It seems to be becoming commonplace to attack organizations that are intent on doing some good in the world. The Susan B. Komen Foundation felt considerable heat earlier this year for cutting off funding to Planned Parenthood over “right to life” issues. The Boy Scouts of America encountered negative press for their insistence on banning gay members and troop leaders. Komen made a huge gaffe in their stance and it most likely impacted their fundraising efforts to combat breast cancer. The Boy Scouts, even though the sound of skeletal bones rattling around in their closet is deafening, is basically a good organization with noble intentions.

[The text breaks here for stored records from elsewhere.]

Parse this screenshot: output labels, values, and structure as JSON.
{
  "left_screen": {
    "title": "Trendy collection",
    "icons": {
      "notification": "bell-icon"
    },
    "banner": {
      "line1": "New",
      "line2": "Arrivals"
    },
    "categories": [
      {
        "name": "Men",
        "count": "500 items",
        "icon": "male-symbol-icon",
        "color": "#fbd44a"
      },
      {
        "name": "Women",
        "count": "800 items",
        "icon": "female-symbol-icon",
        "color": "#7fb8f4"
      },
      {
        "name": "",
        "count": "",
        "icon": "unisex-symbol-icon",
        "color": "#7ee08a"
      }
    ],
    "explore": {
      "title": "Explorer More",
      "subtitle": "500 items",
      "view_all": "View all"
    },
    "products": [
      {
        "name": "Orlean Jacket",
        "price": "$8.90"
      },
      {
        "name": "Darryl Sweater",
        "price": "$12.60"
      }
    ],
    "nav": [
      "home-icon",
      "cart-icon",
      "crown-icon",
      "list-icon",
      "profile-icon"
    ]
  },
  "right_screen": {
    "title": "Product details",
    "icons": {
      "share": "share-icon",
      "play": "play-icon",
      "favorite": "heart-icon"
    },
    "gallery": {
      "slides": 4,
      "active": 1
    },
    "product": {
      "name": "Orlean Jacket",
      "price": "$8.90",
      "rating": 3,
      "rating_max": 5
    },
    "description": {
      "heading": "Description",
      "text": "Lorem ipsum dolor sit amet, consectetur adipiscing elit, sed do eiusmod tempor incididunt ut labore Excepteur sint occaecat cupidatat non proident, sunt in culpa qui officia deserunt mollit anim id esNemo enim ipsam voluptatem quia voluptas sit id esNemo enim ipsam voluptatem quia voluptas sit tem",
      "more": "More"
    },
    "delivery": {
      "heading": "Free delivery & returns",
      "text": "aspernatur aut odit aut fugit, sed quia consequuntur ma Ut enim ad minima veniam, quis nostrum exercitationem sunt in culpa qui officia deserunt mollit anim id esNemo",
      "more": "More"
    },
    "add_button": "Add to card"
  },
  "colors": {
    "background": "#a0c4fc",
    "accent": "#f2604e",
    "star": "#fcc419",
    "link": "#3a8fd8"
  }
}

Now, the Salvation Army is under attack.
Although this is the first time I’ve heard of this backlash, the Salvation Army has come under fire from some gay rights groups due to their stance opposing gay lifestyles. The Salvation Army, as is the case with most faith-based groups, would prefer a traditional man-woman relationship and would most likely prefer to pretend gay lifestyles didn't exist. The Salvation Army, however, denies any discriminative policies and says it just wants to collect some money in order to help people in need. As per the Salvation Army’s annual report, in 2011 they served over 2 million meals to people in need and provided shelter to over 1,200 people a night in the Chicago area alone.
As a habitual, not to mention a forgetful shopper, it’s not unusual for me to have to run to the grocery or drug store several times in one day. At this time of the year, there is always a volunteer posted at the entrance of the store’s door greeting me with a smile and a ring of the bell. Since I pay for most things with a debit card now, I’m usually digging for change in the console of my car before I even go into the store. I don’t want to simply walk past the volunteer without dropping a little something into the red kettle. As a very superstitious person and a believer in karma, I just can’t afford to take any chances.
As for the Salvation Army’s intentions with how they utilize all of the donated funds, I have no reason to question what they do with the money. There have been no allegations of impropriety of any sort, at least that have been made public. Feeding and sheltering those who have suffered through some difficult times is a pretty decent thing to do, as far as I’m concerned. As a faith-based organization, they are entitled to take a stand on certain issues, provided no one gets hurt or discriminated against in the process. According to the Salvation Army, they have taken some wording out of their mission statement that may rub those with an alternative lifestyle the wrong way. So it appears that they are, at the very least, recognizing such groups and making an effort to reach out and compromise.
I drove down the newly opened Lower Wacker Drive yesterday and saw some homeless folks camped out and settling in to what appears to be a very cold and lonely place this holiday season. If the Salvation Army is intent on helping folks in that situation, then what exactly is the problem? Now if they are using those donated funds to clothe people in Green Bay Packers jackets and jerseys, then that’s another issue entirely. No reports of such distribution have occurred as of yet. So for now, if some volunteer is willing to stand outside on a cold and dreary day to collect a little money, then I’m going to dig for change or small bills and help to stuff that kettle.